- [Try it]: Every entry must be duplicated precisely as written.

*** Data for review Section Begins ***

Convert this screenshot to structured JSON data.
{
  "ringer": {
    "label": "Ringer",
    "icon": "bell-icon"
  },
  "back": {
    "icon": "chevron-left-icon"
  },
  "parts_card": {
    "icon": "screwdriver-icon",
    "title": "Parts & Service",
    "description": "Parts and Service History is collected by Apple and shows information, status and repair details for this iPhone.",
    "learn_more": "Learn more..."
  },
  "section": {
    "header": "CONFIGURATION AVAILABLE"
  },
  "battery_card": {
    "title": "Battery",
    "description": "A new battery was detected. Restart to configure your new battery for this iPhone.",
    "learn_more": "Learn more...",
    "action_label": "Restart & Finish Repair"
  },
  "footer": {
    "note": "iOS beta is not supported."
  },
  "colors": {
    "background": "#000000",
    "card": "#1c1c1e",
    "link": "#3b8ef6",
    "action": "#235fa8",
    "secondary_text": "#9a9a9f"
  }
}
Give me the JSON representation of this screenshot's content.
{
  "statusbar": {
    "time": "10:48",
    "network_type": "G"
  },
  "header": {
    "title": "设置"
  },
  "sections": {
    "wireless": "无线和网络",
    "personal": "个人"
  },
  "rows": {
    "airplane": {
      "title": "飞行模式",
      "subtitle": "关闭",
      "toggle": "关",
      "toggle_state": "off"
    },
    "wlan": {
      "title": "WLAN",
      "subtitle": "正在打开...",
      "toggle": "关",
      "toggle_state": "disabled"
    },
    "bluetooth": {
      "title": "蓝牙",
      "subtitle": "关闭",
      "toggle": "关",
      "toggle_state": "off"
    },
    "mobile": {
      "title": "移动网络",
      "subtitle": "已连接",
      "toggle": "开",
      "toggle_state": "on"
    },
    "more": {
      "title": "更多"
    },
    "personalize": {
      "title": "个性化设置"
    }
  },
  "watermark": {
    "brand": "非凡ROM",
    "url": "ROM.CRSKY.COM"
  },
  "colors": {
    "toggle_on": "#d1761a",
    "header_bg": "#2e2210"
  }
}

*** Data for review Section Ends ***

- [Task solution]:
Convert this screenshot to structured JSON data.
{
  "ringer": {
    "label": "Ringer",
    "icon": "bell-icon"
  },
  "back": {
    "icon": "chevron-left-icon"
  },
  "parts_card": {
    "icon": "screwdriver-icon",
    "title": "Parts & Service",
    "description": "Parts and Service History is collected by Apple and shows information, status and repair details for this iPhone.",
    "learn_more": "Learn more..."
  },
  "section": {
    "header": "CONFIGURATION AVAILABLE"
  },
  "battery_card": {
    "title": "Battery",
    "description": "A new battery was detected. Restart to configure your new battery for this iPhone.",
    "learn_more": "Learn more...",
    "action_label": "Restart & Finish Repair"
  },
  "footer": {
    "note": "iOS beta is not supported."
  },
  "colors": {
    "background": "#000000",
    "card": "#1c1c1e",
    "link": "#3b8ef6",
    "action": "#235fa8",
    "secondary_text": "#9a9a9f"
  }
}
Give me the JSON representation of this screenshot's content.
{
  "statusbar": {
    "time": "10:48",
    "network_type": "G"
  },
  "header": {
    "title": "设置"
  },
  "sections": {
    "wireless": "无线和网络",
    "personal": "个人"
  },
  "rows": {
    "airplane": {
      "title": "飞行模式",
      "subtitle": "关闭",
      "toggle": "关",
      "toggle_state": "off"
    },
    "wlan": {
      "title": "WLAN",
      "subtitle": "正在打开...",
      "toggle": "关",
      "toggle_state": "disabled"
    },
    "bluetooth": {
      "title": "蓝牙",
      "subtitle": "关闭",
      "toggle": "关",
      "toggle_state": "off"
    },
    "mobile": {
      "title": "移动网络",
      "subtitle": "已连接",
      "toggle": "开",
      "toggle_state": "on"
    },
    "more": {
      "title": "更多"
    },
    "personalize": {
      "title": "个性化设置"
    }
  },
  "watermark": {
    "brand": "非凡ROM",
    "url": "ROM.CRSKY.COM"
  },
  "colors": {
    "toggle_on": "#d1761a",
    "header_bg": "#2e2210"
  }
}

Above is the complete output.